TASK OBJECTIVE: Copy, from the material below, every line in which the word "text" can be found.

EXERCISE INPUT:
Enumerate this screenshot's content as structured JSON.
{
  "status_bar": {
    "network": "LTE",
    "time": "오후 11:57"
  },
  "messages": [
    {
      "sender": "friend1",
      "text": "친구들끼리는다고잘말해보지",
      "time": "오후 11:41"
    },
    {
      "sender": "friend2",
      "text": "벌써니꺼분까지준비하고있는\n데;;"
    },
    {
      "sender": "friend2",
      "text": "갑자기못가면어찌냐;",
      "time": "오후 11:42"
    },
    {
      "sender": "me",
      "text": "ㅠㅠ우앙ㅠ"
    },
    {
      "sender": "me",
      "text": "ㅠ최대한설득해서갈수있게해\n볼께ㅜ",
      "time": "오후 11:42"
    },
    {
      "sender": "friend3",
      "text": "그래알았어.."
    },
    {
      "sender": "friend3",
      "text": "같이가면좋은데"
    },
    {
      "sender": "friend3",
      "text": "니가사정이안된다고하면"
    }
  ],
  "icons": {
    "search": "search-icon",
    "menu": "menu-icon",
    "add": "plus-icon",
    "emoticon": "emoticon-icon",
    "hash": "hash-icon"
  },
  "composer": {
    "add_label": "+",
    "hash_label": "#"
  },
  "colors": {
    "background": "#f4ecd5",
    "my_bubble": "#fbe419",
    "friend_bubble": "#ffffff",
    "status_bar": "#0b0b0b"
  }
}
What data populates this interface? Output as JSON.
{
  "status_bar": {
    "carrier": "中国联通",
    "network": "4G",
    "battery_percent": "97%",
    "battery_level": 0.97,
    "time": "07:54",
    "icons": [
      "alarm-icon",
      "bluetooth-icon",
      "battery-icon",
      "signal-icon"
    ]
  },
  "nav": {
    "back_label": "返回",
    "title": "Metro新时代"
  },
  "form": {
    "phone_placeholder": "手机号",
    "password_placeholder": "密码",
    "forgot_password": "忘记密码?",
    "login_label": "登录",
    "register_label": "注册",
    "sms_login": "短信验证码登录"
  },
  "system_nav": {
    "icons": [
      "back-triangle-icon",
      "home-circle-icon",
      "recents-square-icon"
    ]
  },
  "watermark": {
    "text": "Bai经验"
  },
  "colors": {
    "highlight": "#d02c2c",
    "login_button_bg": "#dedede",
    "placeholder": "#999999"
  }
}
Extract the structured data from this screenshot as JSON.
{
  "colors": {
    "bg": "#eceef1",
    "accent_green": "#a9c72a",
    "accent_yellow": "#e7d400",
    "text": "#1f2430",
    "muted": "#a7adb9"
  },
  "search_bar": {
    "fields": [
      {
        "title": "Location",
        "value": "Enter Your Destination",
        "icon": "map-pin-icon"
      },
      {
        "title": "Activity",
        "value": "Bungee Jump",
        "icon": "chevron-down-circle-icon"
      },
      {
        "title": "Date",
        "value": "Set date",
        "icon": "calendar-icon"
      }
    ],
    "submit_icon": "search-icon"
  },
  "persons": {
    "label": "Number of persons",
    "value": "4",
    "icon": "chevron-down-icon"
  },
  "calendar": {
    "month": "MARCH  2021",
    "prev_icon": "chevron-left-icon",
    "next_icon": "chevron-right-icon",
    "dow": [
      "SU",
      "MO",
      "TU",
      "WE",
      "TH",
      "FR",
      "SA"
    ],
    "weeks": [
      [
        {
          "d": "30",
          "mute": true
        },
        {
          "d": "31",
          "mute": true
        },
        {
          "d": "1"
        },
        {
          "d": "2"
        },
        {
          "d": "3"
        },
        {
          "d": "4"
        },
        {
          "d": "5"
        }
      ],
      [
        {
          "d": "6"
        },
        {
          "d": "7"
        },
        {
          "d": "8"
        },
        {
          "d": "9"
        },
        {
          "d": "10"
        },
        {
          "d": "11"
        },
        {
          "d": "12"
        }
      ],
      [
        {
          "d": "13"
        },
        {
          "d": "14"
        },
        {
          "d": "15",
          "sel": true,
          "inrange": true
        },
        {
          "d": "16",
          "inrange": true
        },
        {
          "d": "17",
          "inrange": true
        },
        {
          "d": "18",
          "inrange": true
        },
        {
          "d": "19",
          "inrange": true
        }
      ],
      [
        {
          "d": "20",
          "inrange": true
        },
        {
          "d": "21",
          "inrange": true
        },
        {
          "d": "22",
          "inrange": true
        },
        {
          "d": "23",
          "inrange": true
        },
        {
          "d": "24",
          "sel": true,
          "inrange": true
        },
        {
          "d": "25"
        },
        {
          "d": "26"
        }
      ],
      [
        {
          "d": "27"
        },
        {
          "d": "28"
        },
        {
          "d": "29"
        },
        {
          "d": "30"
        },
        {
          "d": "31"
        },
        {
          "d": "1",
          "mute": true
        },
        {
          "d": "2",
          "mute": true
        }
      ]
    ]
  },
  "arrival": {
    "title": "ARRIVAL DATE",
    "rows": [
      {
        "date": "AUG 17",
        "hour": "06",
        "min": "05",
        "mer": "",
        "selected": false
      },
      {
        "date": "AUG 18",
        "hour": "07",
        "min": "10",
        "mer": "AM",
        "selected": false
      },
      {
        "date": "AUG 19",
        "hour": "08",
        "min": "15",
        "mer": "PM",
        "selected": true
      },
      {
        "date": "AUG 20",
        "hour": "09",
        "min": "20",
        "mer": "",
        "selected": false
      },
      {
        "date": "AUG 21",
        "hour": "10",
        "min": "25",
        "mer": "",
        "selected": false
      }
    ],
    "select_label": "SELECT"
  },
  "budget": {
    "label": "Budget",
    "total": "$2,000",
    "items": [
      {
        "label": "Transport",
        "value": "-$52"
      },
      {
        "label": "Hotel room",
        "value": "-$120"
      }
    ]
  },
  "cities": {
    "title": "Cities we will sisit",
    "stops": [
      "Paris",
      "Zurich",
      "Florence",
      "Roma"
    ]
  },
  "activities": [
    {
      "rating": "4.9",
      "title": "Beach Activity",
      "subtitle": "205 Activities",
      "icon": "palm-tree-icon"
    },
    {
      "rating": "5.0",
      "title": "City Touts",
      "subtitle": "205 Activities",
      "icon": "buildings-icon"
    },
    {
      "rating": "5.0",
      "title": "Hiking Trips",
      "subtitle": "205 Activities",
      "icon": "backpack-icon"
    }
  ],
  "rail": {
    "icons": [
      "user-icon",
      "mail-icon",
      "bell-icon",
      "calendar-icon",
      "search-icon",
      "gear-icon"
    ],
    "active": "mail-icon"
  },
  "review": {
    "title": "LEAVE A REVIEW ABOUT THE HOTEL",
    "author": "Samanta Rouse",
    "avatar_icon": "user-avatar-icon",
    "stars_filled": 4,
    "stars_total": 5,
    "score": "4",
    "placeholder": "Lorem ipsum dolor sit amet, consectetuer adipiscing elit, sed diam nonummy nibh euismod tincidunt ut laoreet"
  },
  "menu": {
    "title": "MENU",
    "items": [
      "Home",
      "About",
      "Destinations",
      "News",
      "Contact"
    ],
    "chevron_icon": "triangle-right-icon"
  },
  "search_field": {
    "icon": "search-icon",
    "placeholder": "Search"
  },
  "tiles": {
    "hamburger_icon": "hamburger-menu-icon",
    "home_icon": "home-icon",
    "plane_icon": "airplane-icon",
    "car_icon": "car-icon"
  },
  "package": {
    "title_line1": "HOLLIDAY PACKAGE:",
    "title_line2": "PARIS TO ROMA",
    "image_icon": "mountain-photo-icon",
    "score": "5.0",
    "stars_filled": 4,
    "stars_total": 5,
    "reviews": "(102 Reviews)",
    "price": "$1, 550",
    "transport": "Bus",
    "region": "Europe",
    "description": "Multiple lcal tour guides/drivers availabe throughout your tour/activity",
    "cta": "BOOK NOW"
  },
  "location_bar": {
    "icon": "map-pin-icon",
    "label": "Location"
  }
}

ANSWER:
      "text": "친구들끼리는다고잘말해보지",
      "text": "벌써니꺼분까지준비하고있는\n데;;"
      "text": "갑자기못가면어찌냐;",
      "text": "ㅠㅠ우앙ㅠ"
      "text": "ㅠ최대한설득해서갈수있게해\n볼께ㅜ",
      "text": "그래알았어.."
      "text": "같이가면좋은데"
      "text": "니가사정이안된다고하면"
    "text": "Bai经验"
    "text": "#1f2430",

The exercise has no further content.